Lewy body disease (LBD) is caused by abnormal clumps of protein developing in the brain. It is thought that clumps first develop in ‘peripheral’ areas – places outside the brain, like skin or bowel – before spreading upwards into the brain. Although it has not been possible to confirm this, it is important to do so, as understanding how LBD develops is important in detecting and treating it.
Creating a study capable of investigating this spread would be very expensive and would take over ten years. A way of avoiding this might be to combine samples stored in archives (called biobanks) with healthcare records of the patients from whom samples were taken. Before investing time and money into analysing the samples, it is important to determine if linking these two types of information would work.
We aim to determine whether it is possible to combine information from biobanks with information from electronic healthcare records. We think that our results will show that a larger study, in which samples are analysed in detail, would be worthwhile in understanding how LBD develops. We suspect that some people with LBD may have had samples stored over ten years before their diagnosis – and this could be important in establishing how long protein clumps take to spread from the body to the brain. We will link each sample from the biobank with both the prescription records, and the electronic healthcare records, of the people from whom the sample was taken. We expect that combining of these types of information will create an important grouping of people whose samples we should investigate in much greater detail. Doing so could help us understand how LBD develops and allow us to find new ways to detect and treat the disease.
- PathO-Network Dysfunction driving clinical phenotypes in Lewy body Related diseases (PONDER study)
Professor John-Paul Taylor, Newcastle University – £59,000

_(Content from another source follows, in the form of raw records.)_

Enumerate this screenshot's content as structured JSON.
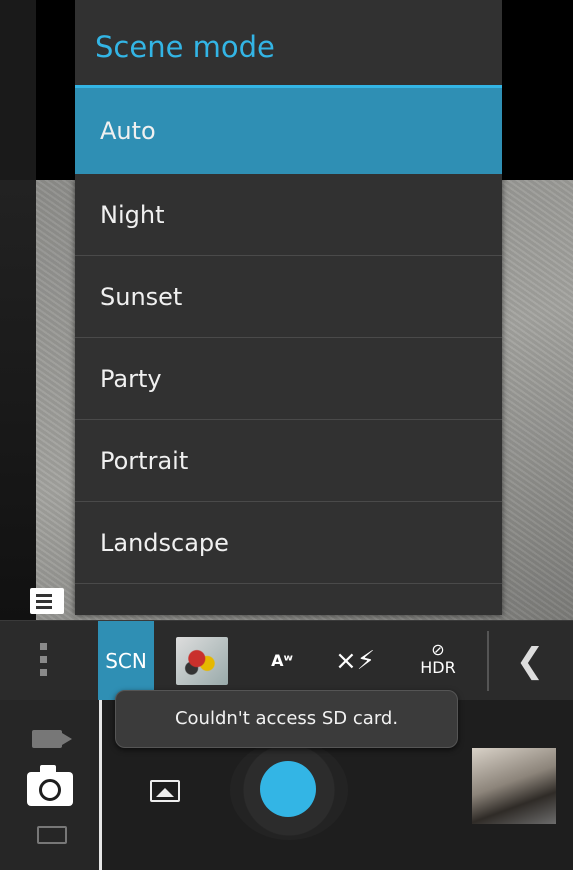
{
  "scene_menu": {
    "title": "Scene mode",
    "items": [
      {
        "label": "Auto",
        "selected": true
      },
      {
        "label": "Night",
        "selected": false
      },
      {
        "label": "Sunset",
        "selected": false
      },
      {
        "label": "Party",
        "selected": false
      },
      {
        "label": "Portrait",
        "selected": false
      },
      {
        "label": "Landscape",
        "selected": false
      }
    ]
  },
  "settings_bar": {
    "scn_label": "SCN",
    "awb_label": "Aʷ",
    "flash_label": "×⚡",
    "hdr_label": "HDR",
    "collapse_glyph": "❮"
  },
  "toast": {
    "message": "Couldn't access SD card."
  },
  "colors": {
    "accent": "#33b5e5",
    "selected_bg": "#2f8fb4",
    "menu_bg": "#313131"
  },
  "icons": [
    "document-icon",
    "more-options-icon",
    "scene-thumbnail-icon",
    "white-balance-icon",
    "flash-off-icon",
    "hdr-off-icon",
    "collapse-chevron-icon",
    "video-mode-icon",
    "camera-mode-icon",
    "panorama-mode-icon",
    "gallery-icon",
    "shutter-button",
    "last-photo-thumbnail"
  ]
}
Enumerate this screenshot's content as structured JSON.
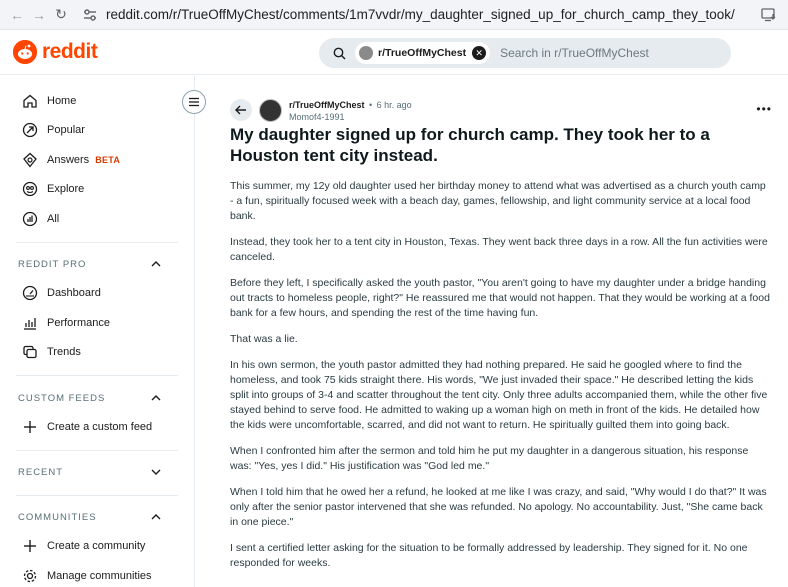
{
  "browser": {
    "url_domain": "reddit.com",
    "url_path": "/r/TrueOffMyChest/comments/1m7vvdr/my_daughter_signed_up_for_church_camp_they_took/"
  },
  "header": {
    "logo_text": "reddit",
    "search_chip": "r/TrueOffMyChest",
    "search_placeholder": "Search in r/TrueOffMyChest"
  },
  "sidebar": {
    "nav": [
      {
        "label": "Home",
        "icon": "home-icon"
      },
      {
        "label": "Popular",
        "icon": "popular-icon"
      },
      {
        "label": "Answers",
        "icon": "answers-icon",
        "badge": "BETA"
      },
      {
        "label": "Explore",
        "icon": "explore-icon"
      },
      {
        "label": "All",
        "icon": "all-icon"
      }
    ],
    "reddit_pro": {
      "title": "REDDIT PRO",
      "items": [
        {
          "label": "Dashboard",
          "icon": "dashboard-icon"
        },
        {
          "label": "Performance",
          "icon": "performance-icon"
        },
        {
          "label": "Trends",
          "icon": "trends-icon"
        }
      ]
    },
    "custom_feeds": {
      "title": "CUSTOM FEEDS",
      "items": [
        {
          "label": "Create a custom feed",
          "icon": "plus-icon"
        }
      ]
    },
    "recent": {
      "title": "RECENT"
    },
    "communities": {
      "title": "COMMUNITIES",
      "items": [
        {
          "label": "Create a community",
          "icon": "plus-icon"
        },
        {
          "label": "Manage communities",
          "icon": "gear-icon"
        }
      ]
    }
  },
  "post": {
    "subreddit": "r/TrueOffMyChest",
    "separator": "•",
    "time": "6 hr. ago",
    "author": "Momof4-1991",
    "title": "My daughter signed up for church camp. They took her to a Houston tent city instead.",
    "paragraphs": [
      "This summer, my 12y old daughter used her birthday money to attend what was advertised as a church youth camp - a fun, spiritually focused week with a beach day, games, fellowship, and light community service at a local food bank.",
      "Instead, they took her to a tent city in Houston, Texas. They went back three days in a row. All the fun activities were canceled.",
      "Before they left, I specifically asked the youth pastor, \"You aren't going to have my daughter under a bridge handing out tracts to homeless people, right?\" He reassured me that would not happen. That they would be working at a food bank for a few hours, and spending the rest of the time having fun.",
      "That was a lie.",
      "In his own sermon, the youth pastor admitted they had nothing prepared. He said he googled where to find the homeless, and took 75 kids straight there. His words, \"We just invaded their space.\" He described letting the kids split into groups of 3-4 and scatter throughout the tent city. Only three adults accompanied them, while the other five stayed behind to serve food. He admitted to waking up a woman high on meth in front of the kids. He detailed how the kids were uncomfortable, scarred, and did not want to return. He spiritually guilted them into going back.",
      "When I confronted him after the sermon and told him he put my daughter in a dangerous situation, his response was: \"Yes, yes I did.\" His justification was \"God led me.\"",
      "When I told him that he owed her a refund, he looked at me like I was crazy, and said, \"Why would I do that?\" It was only after the senior pastor intervened that she was refunded. No apology. No accountability. Just, \"She came back in one piece.\"",
      "I sent a certified letter asking for the situation to be formally addressed by leadership. They signed for it. No one responded for weeks."
    ]
  }
}
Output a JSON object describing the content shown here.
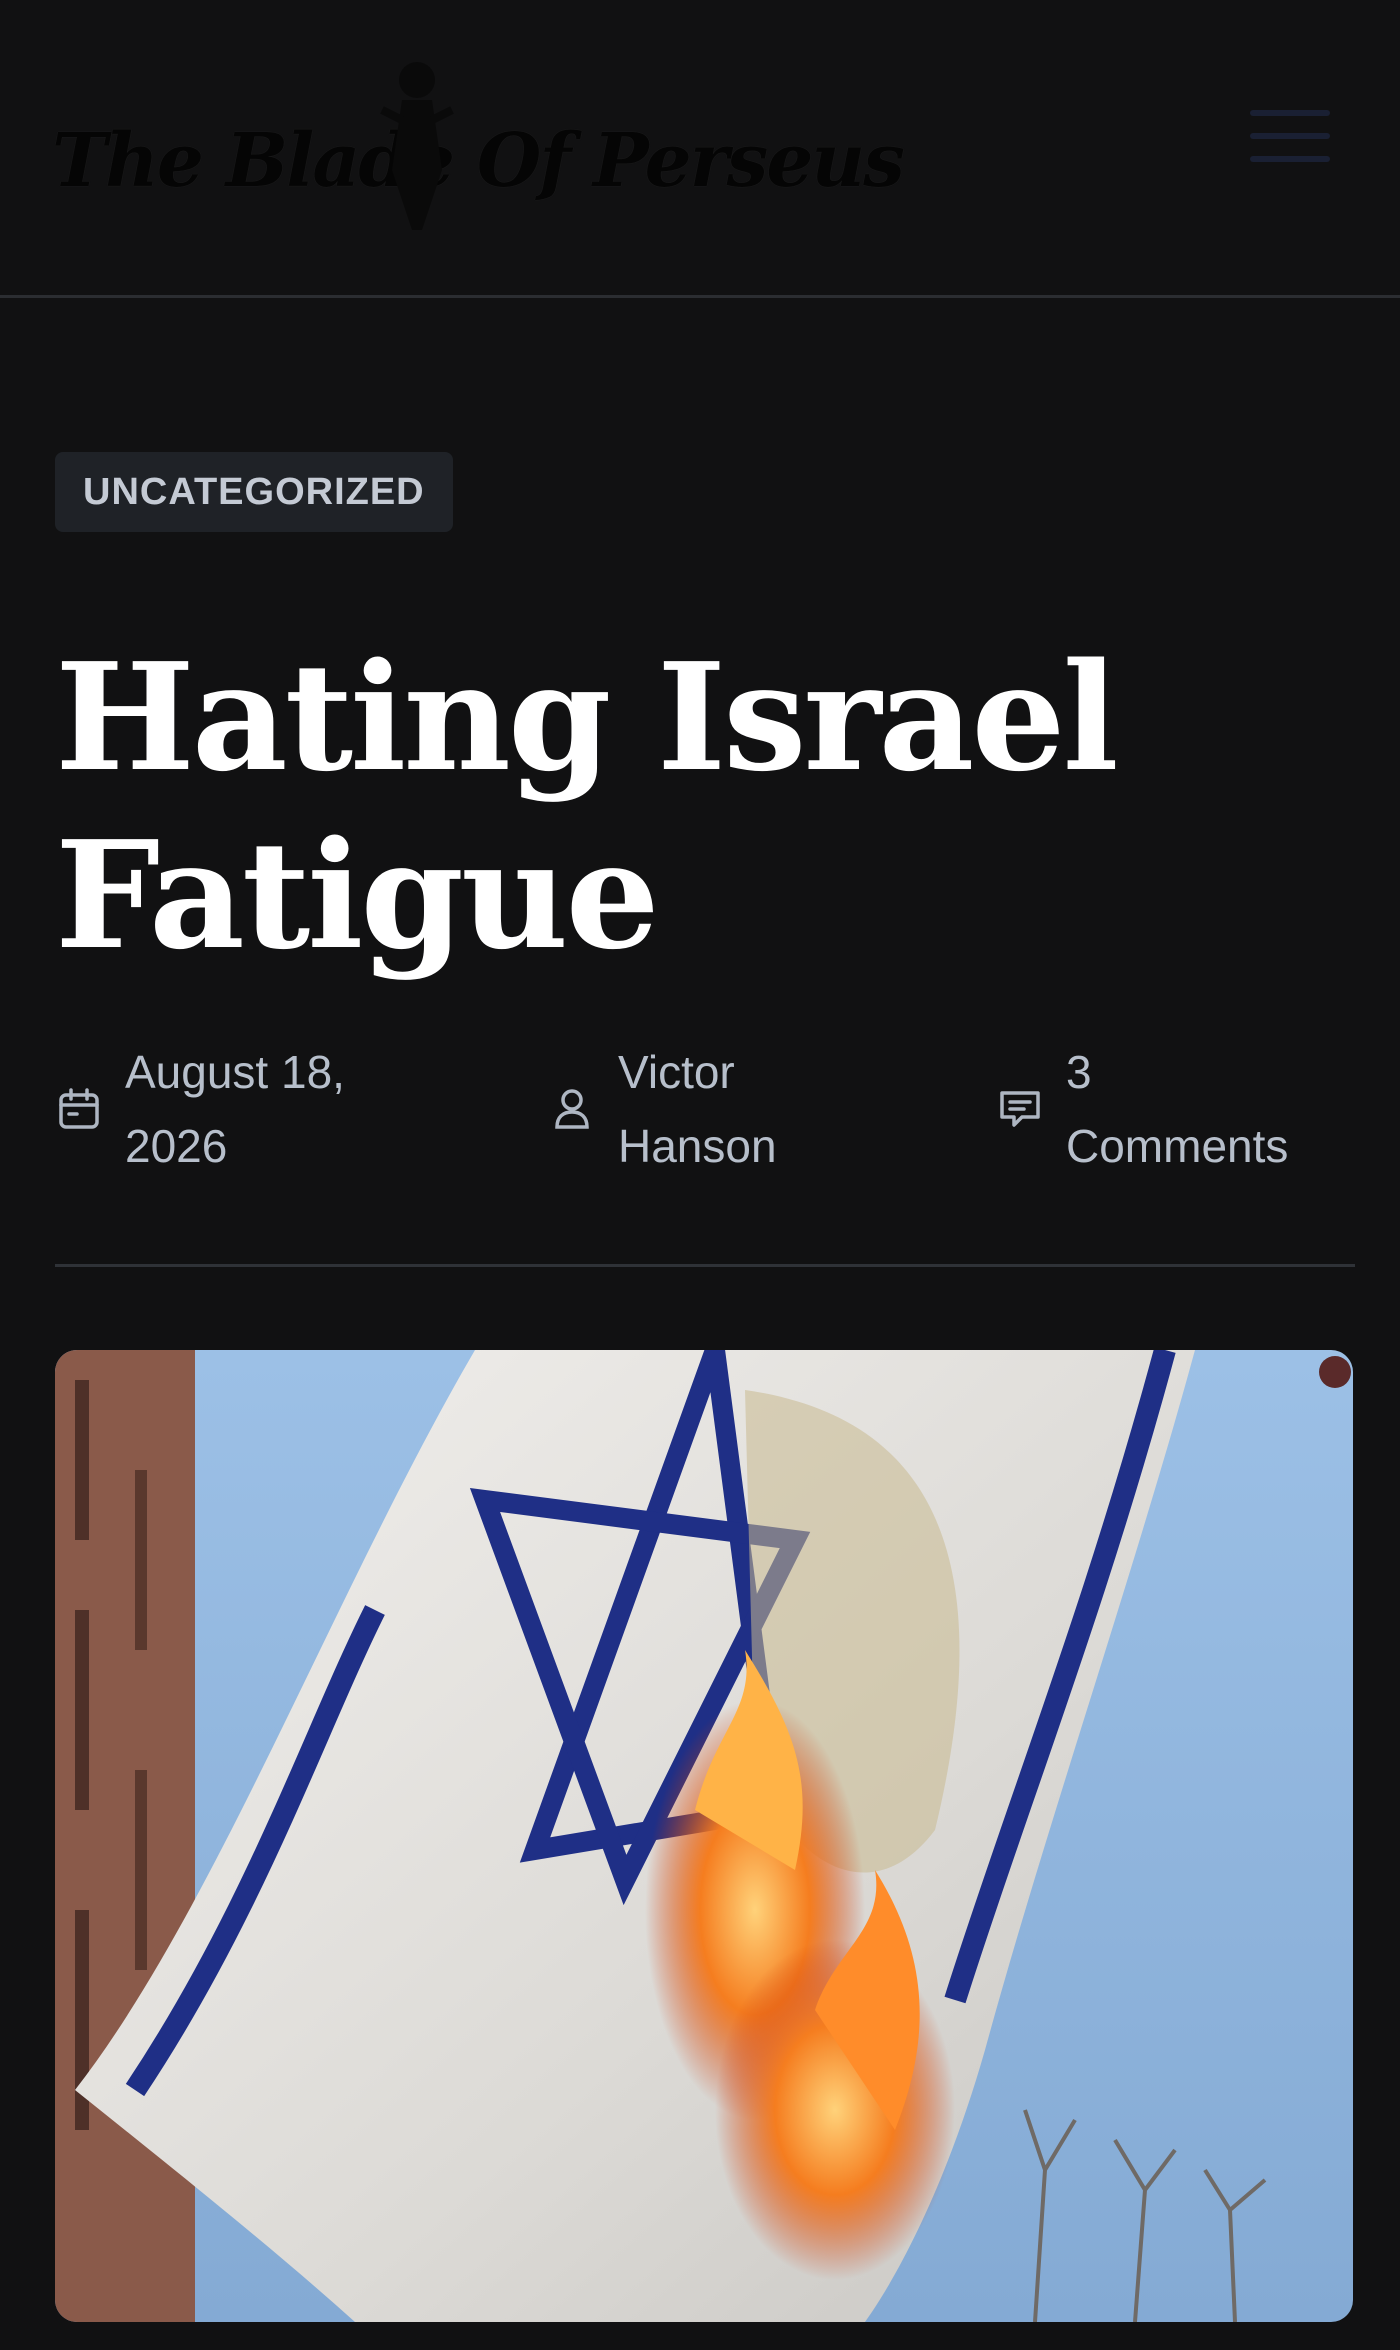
{
  "header": {
    "logo_text": "The Blade Of Perseus",
    "menu_icon": "hamburger-menu-icon"
  },
  "post": {
    "category": "UNCATEGORIZED",
    "title_line1": "Hating Israel",
    "title_line2": "Fatigue",
    "date_line1": "August 18,",
    "date_line2": "2026",
    "date_icon": "calendar-icon",
    "author_line1": "Victor",
    "author_line2": "Hanson",
    "author_icon": "user-icon",
    "comments_line1": "3",
    "comments_line2": "Comments",
    "comments_icon": "comment-icon"
  },
  "featured_image": {
    "subject": "burning-flag-photo",
    "sky_color": "#8fb5db",
    "flag_color": "#ece9e4",
    "stripe_color": "#1f2f86",
    "fire_color": "#f0661a"
  }
}
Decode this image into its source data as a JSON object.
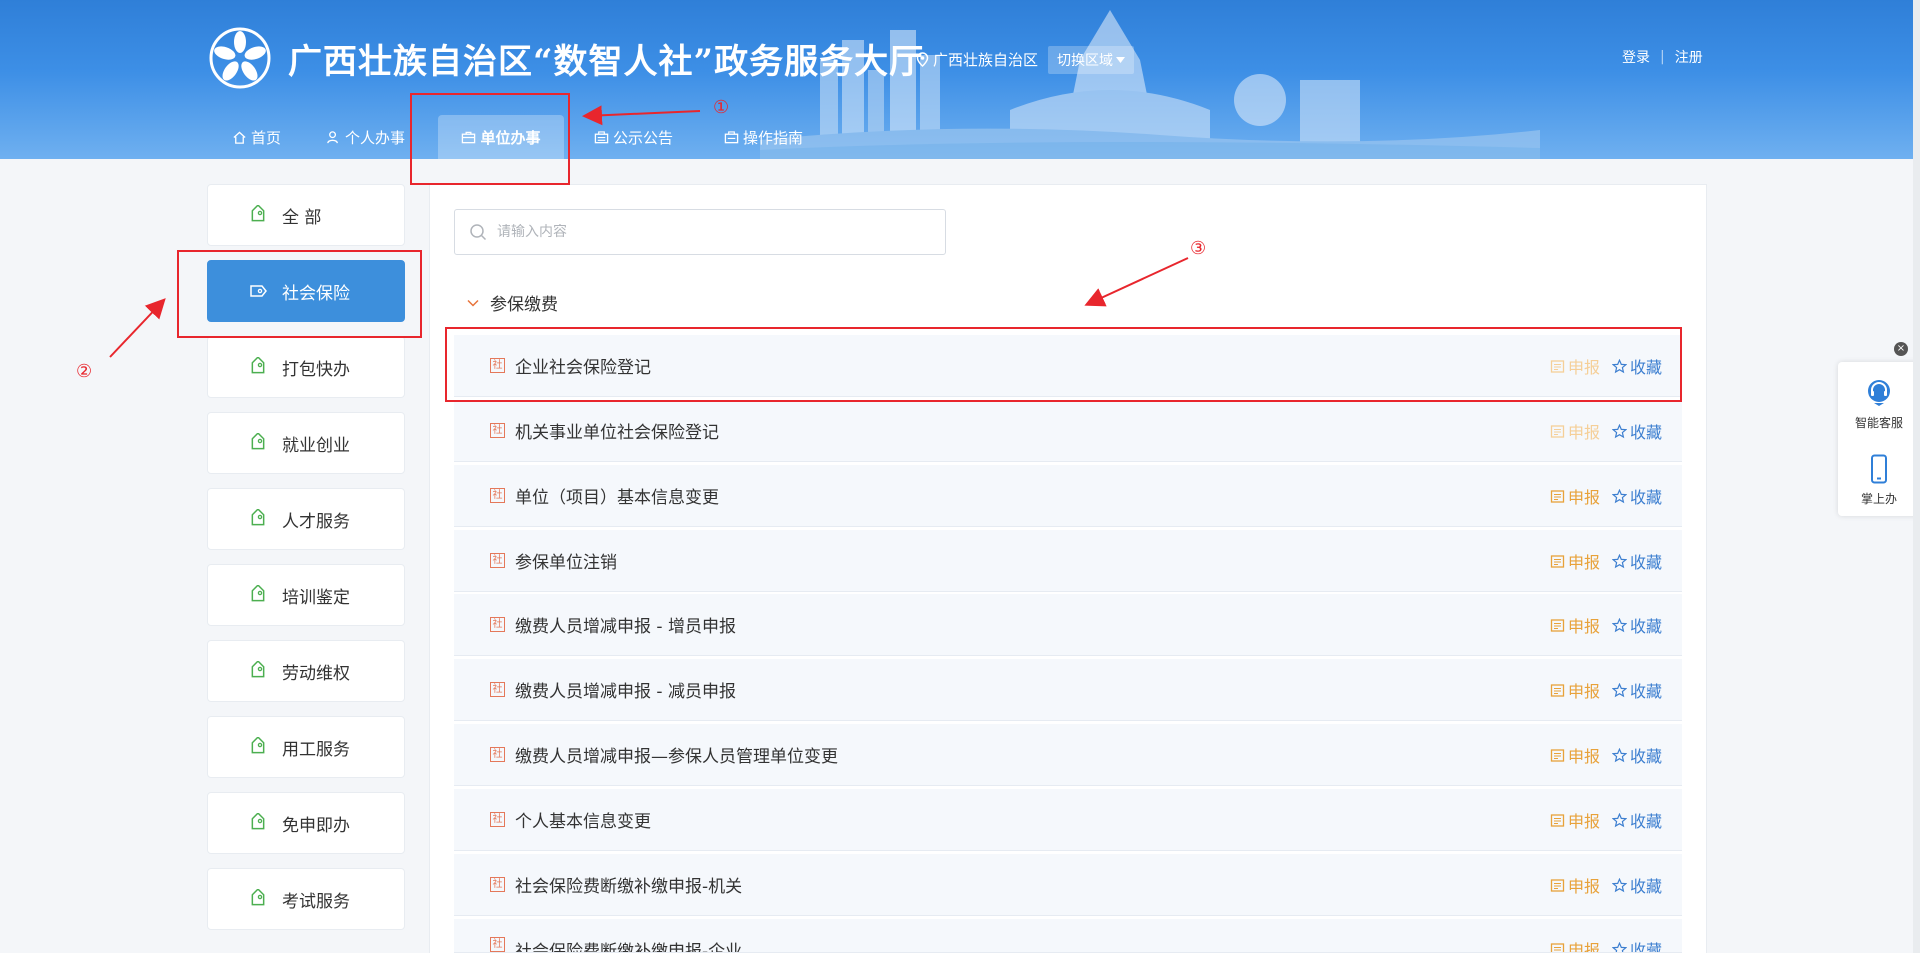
{
  "header": {
    "title": "广西壮族自治区“数智人社”政务服务大厅",
    "region": "广西壮族自治区",
    "region_switch": "切换区域",
    "login": "登录",
    "register": "注册",
    "auth_separator": "|"
  },
  "nav": {
    "home": "首页",
    "personal": "个人办事",
    "unit": "单位办事",
    "notice": "公示公告",
    "guide": "操作指南"
  },
  "sidebar": {
    "items": [
      {
        "label": "全 部",
        "active": false
      },
      {
        "label": "社会保险",
        "active": true
      },
      {
        "label": "打包快办",
        "active": false
      },
      {
        "label": "就业创业",
        "active": false
      },
      {
        "label": "人才服务",
        "active": false
      },
      {
        "label": "培训鉴定",
        "active": false
      },
      {
        "label": "劳动维权",
        "active": false
      },
      {
        "label": "用工服务",
        "active": false
      },
      {
        "label": "免申即办",
        "active": false
      },
      {
        "label": "考试服务",
        "active": false
      }
    ]
  },
  "search": {
    "placeholder": "请输入内容"
  },
  "section": {
    "title": "参保缴费"
  },
  "services": [
    {
      "icon_char": "社",
      "name": "企业社会保险登记",
      "apply": "申报",
      "favorite": "收藏",
      "apply_disabled": true
    },
    {
      "icon_char": "社",
      "name": "机关事业单位社会保险登记",
      "apply": "申报",
      "favorite": "收藏",
      "apply_disabled": true
    },
    {
      "icon_char": "社",
      "name": "单位（项目）基本信息变更",
      "apply": "申报",
      "favorite": "收藏",
      "apply_disabled": false
    },
    {
      "icon_char": "社",
      "name": "参保单位注销",
      "apply": "申报",
      "favorite": "收藏",
      "apply_disabled": false
    },
    {
      "icon_char": "社",
      "name": "缴费人员增减申报 - 增员申报",
      "apply": "申报",
      "favorite": "收藏",
      "apply_disabled": false
    },
    {
      "icon_char": "社",
      "name": "缴费人员增减申报 - 减员申报",
      "apply": "申报",
      "favorite": "收藏",
      "apply_disabled": false
    },
    {
      "icon_char": "社",
      "name": "缴费人员增减申报—参保人员管理单位变更",
      "apply": "申报",
      "favorite": "收藏",
      "apply_disabled": false
    },
    {
      "icon_char": "社",
      "name": "个人基本信息变更",
      "apply": "申报",
      "favorite": "收藏",
      "apply_disabled": false
    },
    {
      "icon_char": "社",
      "name": "社会保险费断缴补缴申报-机关",
      "apply": "申报",
      "favorite": "收藏",
      "apply_disabled": false
    },
    {
      "icon_char": "社",
      "name": "社会保险费断缴补缴申报-企业",
      "apply": "申报",
      "favorite": "收藏",
      "apply_disabled": false
    }
  ],
  "annotations": {
    "one": "①",
    "two": "②",
    "three": "③"
  },
  "float_widget": {
    "close": "×",
    "service": "智能客服",
    "mobile": "掌上办"
  },
  "colors": {
    "header_blue": "#2f7fd8",
    "active_blue": "#3d8fdc",
    "apply_orange": "#e8a23a",
    "favorite_blue": "#3d7fd0",
    "annotation_red": "#e8262d",
    "tag_green": "#4caf50"
  }
}
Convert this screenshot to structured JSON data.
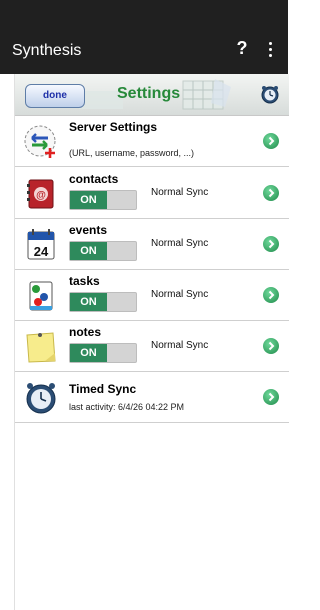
{
  "app": {
    "title": "Synthesis",
    "help_label": "?"
  },
  "header": {
    "done_label": "done",
    "title": "Settings"
  },
  "server": {
    "title": "Server Settings",
    "subtitle": "(URL, username, password, ...)"
  },
  "sync_items": [
    {
      "name": "contacts",
      "toggle": "ON",
      "mode": "Normal Sync"
    },
    {
      "name": "events",
      "toggle": "ON",
      "mode": "Normal Sync",
      "calendar_day": "24"
    },
    {
      "name": "tasks",
      "toggle": "ON",
      "mode": "Normal Sync"
    },
    {
      "name": "notes",
      "toggle": "ON",
      "mode": "Normal Sync"
    }
  ],
  "timed_sync": {
    "title": "Timed Sync",
    "last_activity": "last activity:  6/4/26  04:22 PM"
  },
  "colors": {
    "accent_green": "#27893a",
    "toggle_on": "#2e8a5c",
    "bar": "#202020"
  },
  "icons": [
    "server-settings-icon",
    "contacts-icon",
    "calendar-icon",
    "tasks-icon",
    "notes-icon",
    "alarm-clock-icon",
    "chevron-right-icon",
    "more-vert-icon",
    "help-icon"
  ]
}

Brain cells connect to each other extensively, forming complex networks and these networks are thought to be core to how our brains work and how we think and act.
In Lewy body dementia (LBD), the way brain cells talk to each other and how they form networks with one another is disrupted. Research has suggested that these disconnections could then lead to key symptoms such as hallucinations and fluctuating levels of confusion.
It has also been suggested that some brain cells in LBD are overactive whereas others which help suppress over-activity may not work. This may lead to so-called hyperexcitability, a state that might be toxic for the brain and which, in addition, to the network disconnection problems, could contribute to symptoms like visual hallucinations in LBD.
We have collected large amounts of detailed electroencephalographic data (recordings of the tiny electrical signals made by the brain) and magnetic resonance imaging data (scans which allow us to look at the structure and function of the brain) from people with LBD both at the very early disease stage through to those with more obvious thinking problems and dementia. Using these rich datasets, we want to apply advanced computer-based analytic approaches to investigate if the brains of people with LBD are more excitable and whether their brain networks are more disconnected and relate these changes to the symptoms they experience.
This will help us understand more about the causes of LBD, develop new ways in which to diagnose and monitor the condition, as well as potentially providing new treatment avenues. For example, if we find that there is increased brain excitability in LBD, reducing this activity with, for example, medications or brain stimulation techniques, might be a highly novel way of helping people with LBD.